The mulch should be removed in early spring, around March, when the strawberry plants start to grow. To know when this is, lift up some of the mulch and see what the plants look like underneath. If they have new leaves, they’ll be a light green color. Once you see this, you can remove the mulch or rake it to the side. That way, you can easily put it back if there’s another frost.
It is recommended that some mulch be left in the berry row, as this will help to keep the fruit clean and free from soil-borne diseases. The mulch will also aid in harvesting during wet weather, and will help to protect the strawberries from damage during hail storms. Winter mulch may also help to avoid some frost damage to the plants in the spring by delaying plant development and flowering.
-Fabric mulches are available and usually applied over hoops arching over strawberry beds. -To keep the fabric in place, the edges are covered with soil or weighted down with bricks or other objects. -Fabric mulches must be removed when bloom begins in order to allow bees to pollinate the flowers; if not, you can expect a poor crop. -If plants appear pale green in color and have not yet begun to bloom, the mulch should be removed to allow more sunlight to reach the plants. -To remove fabric mulch, carefully take the soil or other weight off of one edge and off of the ends. Then, fold the fabric off of the plants and lay it in a row on one side of the strawberries. -When the fabric is no longer needed, it may be folded and stored for the next season if it is in good shape.

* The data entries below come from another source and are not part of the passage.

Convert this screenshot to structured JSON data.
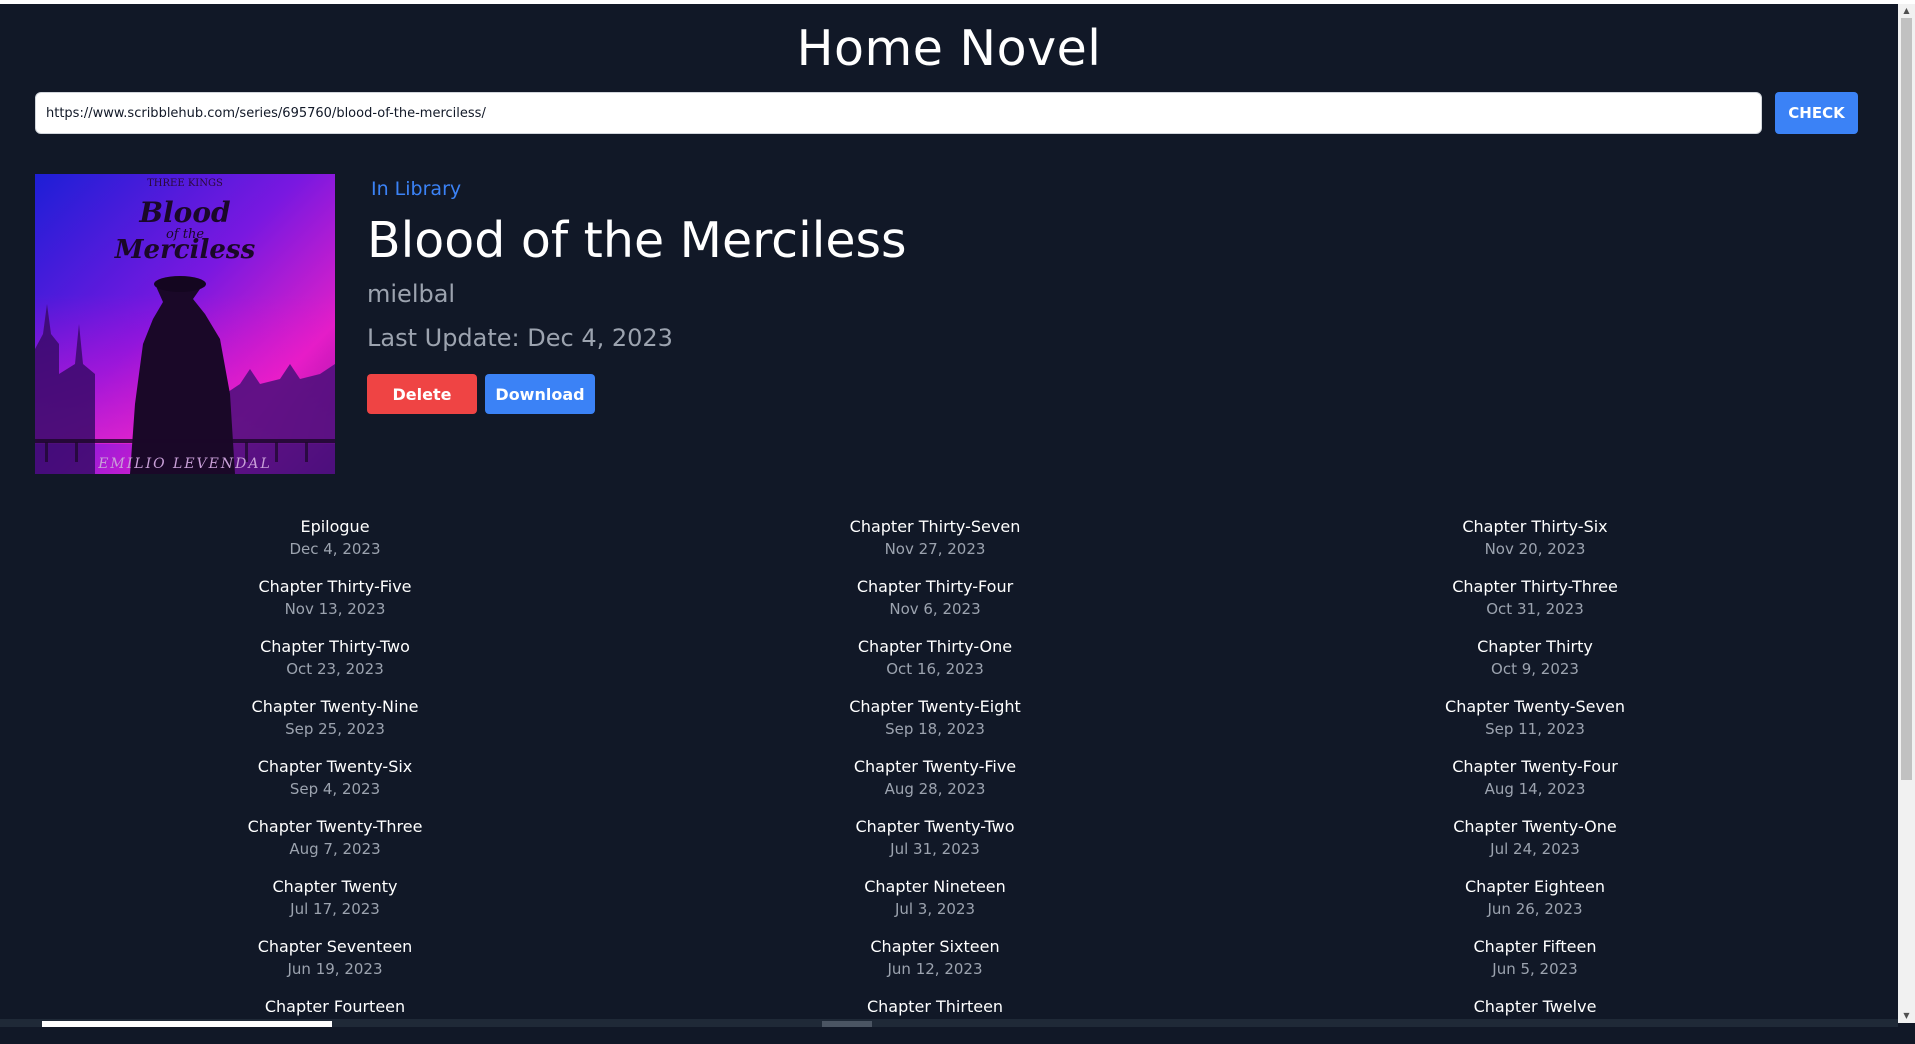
{
  "header": {
    "title": "Home Novel"
  },
  "search": {
    "url_value": "https://www.scribblehub.com/series/695760/blood-of-the-merciless/",
    "check_label": "CHECK"
  },
  "novel": {
    "status": "In Library",
    "title": "Blood of the Merciless",
    "author": "mielbal",
    "last_update": "Last Update: Dec 4, 2023",
    "cover": {
      "series_text": "THREE KINGS",
      "title_line1": "Blood",
      "title_line2": "of the",
      "title_line3": "Merciless",
      "author_text": "EMILIO LEVENDAL"
    },
    "delete_label": "Delete",
    "download_label": "Download"
  },
  "chapters": [
    {
      "title": "Epilogue",
      "date": "Dec 4, 2023"
    },
    {
      "title": "Chapter Thirty-Seven",
      "date": "Nov 27, 2023"
    },
    {
      "title": "Chapter Thirty-Six",
      "date": "Nov 20, 2023"
    },
    {
      "title": "Chapter Thirty-Five",
      "date": "Nov 13, 2023"
    },
    {
      "title": "Chapter Thirty-Four",
      "date": "Nov 6, 2023"
    },
    {
      "title": "Chapter Thirty-Three",
      "date": "Oct 31, 2023"
    },
    {
      "title": "Chapter Thirty-Two",
      "date": "Oct 23, 2023"
    },
    {
      "title": "Chapter Thirty-One",
      "date": "Oct 16, 2023"
    },
    {
      "title": "Chapter Thirty",
      "date": "Oct 9, 2023"
    },
    {
      "title": "Chapter Twenty-Nine",
      "date": "Sep 25, 2023"
    },
    {
      "title": "Chapter Twenty-Eight",
      "date": "Sep 18, 2023"
    },
    {
      "title": "Chapter Twenty-Seven",
      "date": "Sep 11, 2023"
    },
    {
      "title": "Chapter Twenty-Six",
      "date": "Sep 4, 2023"
    },
    {
      "title": "Chapter Twenty-Five",
      "date": "Aug 28, 2023"
    },
    {
      "title": "Chapter Twenty-Four",
      "date": "Aug 14, 2023"
    },
    {
      "title": "Chapter Twenty-Three",
      "date": "Aug 7, 2023"
    },
    {
      "title": "Chapter Twenty-Two",
      "date": "Jul 31, 2023"
    },
    {
      "title": "Chapter Twenty-One",
      "date": "Jul 24, 2023"
    },
    {
      "title": "Chapter Twenty",
      "date": "Jul 17, 2023"
    },
    {
      "title": "Chapter Nineteen",
      "date": "Jul 3, 2023"
    },
    {
      "title": "Chapter Eighteen",
      "date": "Jun 26, 2023"
    },
    {
      "title": "Chapter Seventeen",
      "date": "Jun 19, 2023"
    },
    {
      "title": "Chapter Sixteen",
      "date": "Jun 12, 2023"
    },
    {
      "title": "Chapter Fifteen",
      "date": "Jun 5, 2023"
    },
    {
      "title": "Chapter Fourteen",
      "date": ""
    },
    {
      "title": "Chapter Thirteen",
      "date": ""
    },
    {
      "title": "Chapter Twelve",
      "date": ""
    }
  ],
  "colors": {
    "background": "#111827",
    "accent": "#3b82f6",
    "danger": "#ef4444",
    "muted_text": "#9ca3af"
  }
}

The amount of time it will take for the fruit to be ready to harvest will depend on the type of fruit and the weather conditions.Pick the fruit when it reaches the desired stage of ripeness. The different types of fruit will be different colors when they are ripe. Some are pink, some are red, and some are dark red. The best way to know when the fruit is ripe and ready to be picked is to taste it.
It’s best to pick fruit in the cool part of the day for the longest storage life. If you’re going to freeze or process the berries, choose varieties with long necks so the caps are easy to remove.
It’s usually best to choose strawberry cultivars that do well in the region where you live. You can ask your local garden center, extension service, or state-by-state guide for recommendations.